I understand that I am technically considered a part of generation X- I rode their coat tails into this life, and while I dislike most of what they stand for, I identify with them a lot more than I do with the Y-Generation. For my generation, we bought the idea that college and education were the keys to living a wealthy and prosperous life. And then 2008 happened. Suddenly hordes of well educated college graduates had no ability to pay off their burdensome student loans because guess what? No one wanted to give jobs to people with Bachelors of Arts in the Humanities. Suddenly, we had a generation with diplomas who were unhireable- too indebted to be able to afford to work at minimum wage, but unable to do much else.
I was thinking about this today because a coworker of mine was discussing how many students today seek degrees, not educations. Can we blame them, I wonder, given that "education" in and off itself doesn't put much on the table anymore? I was blessed enough to have gone into something practical enough that my Master's Degree allowed me to work in a trade, but not blessed enough to have picked something that diversified. Because now it would take an act of God to get me into anything else. I'm too well paid to go back into entry level work, but not paid well enough to move to a nice side of town or for my husband and I to be able to make our monthly student loan payments comfortably.
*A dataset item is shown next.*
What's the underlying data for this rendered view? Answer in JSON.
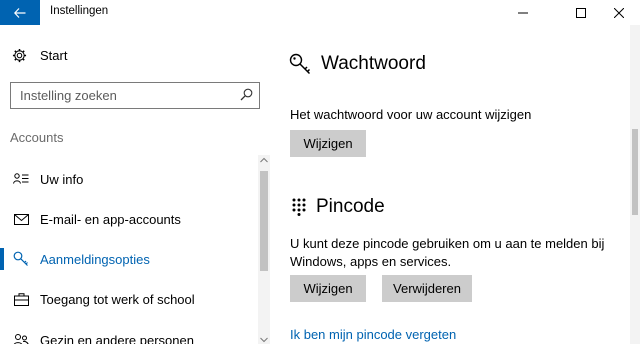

So, like so many from my generation, we are busy finding out how to live in post-recession America. We got rid of everything extra to make it through the hard times, and now we are still in debt but there's nothing else to minimize or downsize- there's nowhere else to cut before cutting the amenities that make our lives run- like vehicles, the mortgage that's cheaper than rent, and an ever increasing PG&E bill.
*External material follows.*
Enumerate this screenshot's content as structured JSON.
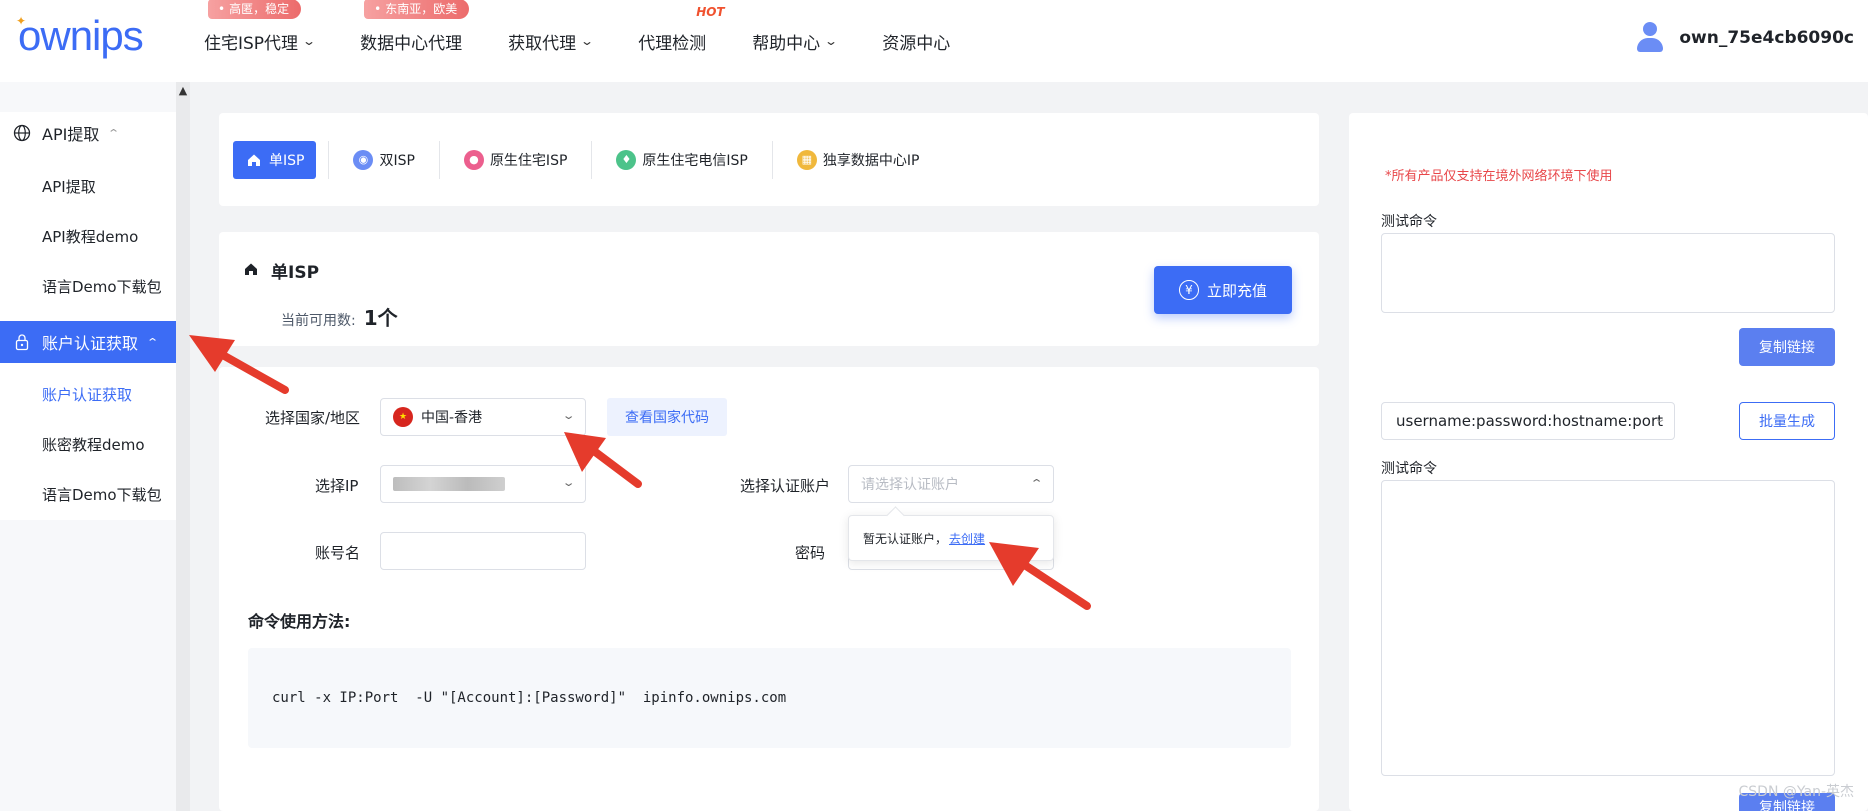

In my daily Bible reading, I've been re-reading Ecclesiastes. For those of you who have never read this slender, obscure book of the Old Testament, its a philosophical book that is credited to King Solomon, the wisest man to ever live. In this book, he tells of his journey seeking the meaning of life- he seeks after education, pleasure, meaningful work, amassing wealth, you name it, he tried it. Throughout the book, he continues to state that all the things people seek after are as meaningless as trying to catch the wind. His rather fatalistic conclusion is that the best you can do from an earthly perspective is to hope that God will bless you with enjoying the works of your hands so you don't have to think too overly much about the tragedies of life. He also ends his book urging you to seek God in your youth, and not wait to find out about Him until you are old and life has lost its luster.
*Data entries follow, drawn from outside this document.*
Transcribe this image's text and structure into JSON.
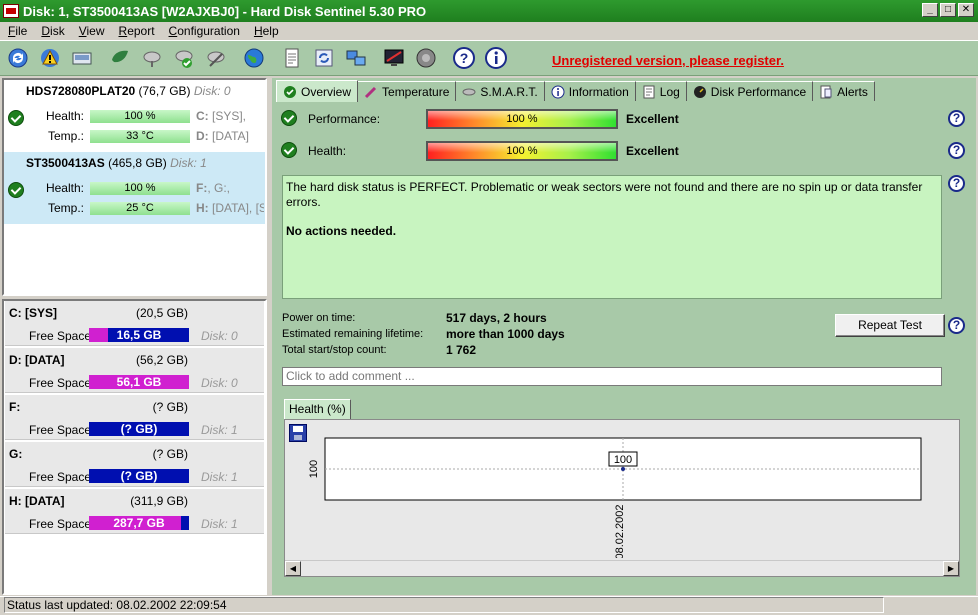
{
  "window": {
    "title": "Disk: 1, ST3500413AS [W2AJXBJ0]  -  Hard Disk Sentinel 5.30 PRO",
    "min": "_",
    "max": "□",
    "close": "✕"
  },
  "menu": [
    {
      "u": "F",
      "rest": "ile"
    },
    {
      "u": "D",
      "rest": "isk"
    },
    {
      "u": "V",
      "rest": "iew"
    },
    {
      "u": "R",
      "rest": "eport"
    },
    {
      "u": "C",
      "rest": "onfiguration"
    },
    {
      "u": "H",
      "rest": "elp"
    }
  ],
  "register_link": "Unregistered version, please register.",
  "disks": [
    {
      "name": "HDS728080PLAT20",
      "size": "(76,7 GB)",
      "disk_label": "Disk: 0",
      "health_label": "Health:",
      "health": "100 %",
      "temp_label": "Temp.:",
      "temp": "33 °C",
      "vol1_letter": "C:",
      "vol1_rest": " [SYS],",
      "vol2_letter": "D:",
      "vol2_rest": " [DATA]"
    },
    {
      "name": "ST3500413AS",
      "size": "(465,8 GB)",
      "disk_label": "Disk: 1",
      "health_label": "Health:",
      "health": "100 %",
      "temp_label": "Temp.:",
      "temp": "25 °C",
      "vol1_letter": "F:",
      "vol1_rest": ", G:,",
      "vol2_letter": "H:",
      "vol2_rest": " [DATA], [S"
    }
  ],
  "volumes": [
    {
      "name": "C: [SYS]",
      "size": "(20,5 GB)",
      "free_label": "Free Space",
      "free": "16,5 GB",
      "fill": 0.19,
      "disk": "Disk: 0"
    },
    {
      "name": "D: [DATA]",
      "size": "(56,2 GB)",
      "free_label": "Free Space",
      "free": "56,1 GB",
      "fill": 1.0,
      "disk": "Disk: 0"
    },
    {
      "name": "F:",
      "size": "(? GB)",
      "free_label": "Free Space",
      "free": "(? GB)",
      "fill": 0,
      "disk": "Disk: 1"
    },
    {
      "name": "G:",
      "size": "(? GB)",
      "free_label": "Free Space",
      "free": "(? GB)",
      "fill": 0,
      "disk": "Disk: 1"
    },
    {
      "name": "H: [DATA]",
      "size": "(311,9 GB)",
      "free_label": "Free Space",
      "free": "287,7 GB",
      "fill": 0.92,
      "disk": "Disk: 1"
    }
  ],
  "tabs": [
    "Overview",
    "Temperature",
    "S.M.A.R.T.",
    "Information",
    "Log",
    "Disk Performance",
    "Alerts"
  ],
  "overview": {
    "performance_label": "Performance:",
    "performance_value": "100 %",
    "performance_rating": "Excellent",
    "health_label": "Health:",
    "health_value": "100 %",
    "health_rating": "Excellent",
    "status_text": "The hard disk status is PERFECT. Problematic or weak sectors were not found and there are no spin up or data transfer errors.",
    "actions_text": "No actions needed.",
    "power_on_label": "Power on time:",
    "power_on_value": "517 days, 2 hours",
    "lifetime_label": "Estimated remaining lifetime:",
    "lifetime_value": "more than 1000 days",
    "startstop_label": "Total start/stop count:",
    "startstop_value": "1 762",
    "repeat_button": "Repeat Test",
    "comment_placeholder": "Click to add comment ...",
    "help_glyph": "?"
  },
  "health_chart_tab": "Health (%)",
  "chart_data": {
    "type": "line",
    "series": [
      {
        "x": [
          "08.02.2002"
        ],
        "values": [
          100
        ]
      }
    ],
    "x": [
      "08.02.2002"
    ],
    "y_tick_labels": [
      "100"
    ],
    "data_labels": [
      "100"
    ]
  },
  "status_bar": "Status last updated: 08.02.2002 22:09:54",
  "colors": {
    "title_green": "#1f7f1f",
    "panel_green": "#a8c9a8",
    "status_green": "#c8f4c0",
    "free_space_blue": "#000fb0",
    "free_space_magenta": "#d020d0",
    "register_red": "#e00000"
  }
}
So what is the point of my rambling? I guess I want to remind myself, and my generation, that no matter the circumstances, or how much is in the bank account, or how much education you managed to get, the only real question at the end of it all is, "Did you find God?" Pre or Post Recession, no other question really matters. That's not to absolve me of my responsibility to be a good citizen, pay off my debts, and contribute to the world I live in- rather, its the reason I will follow through on that responsibility- because God is with me, there in the details of my daily life. Have you found Him yet?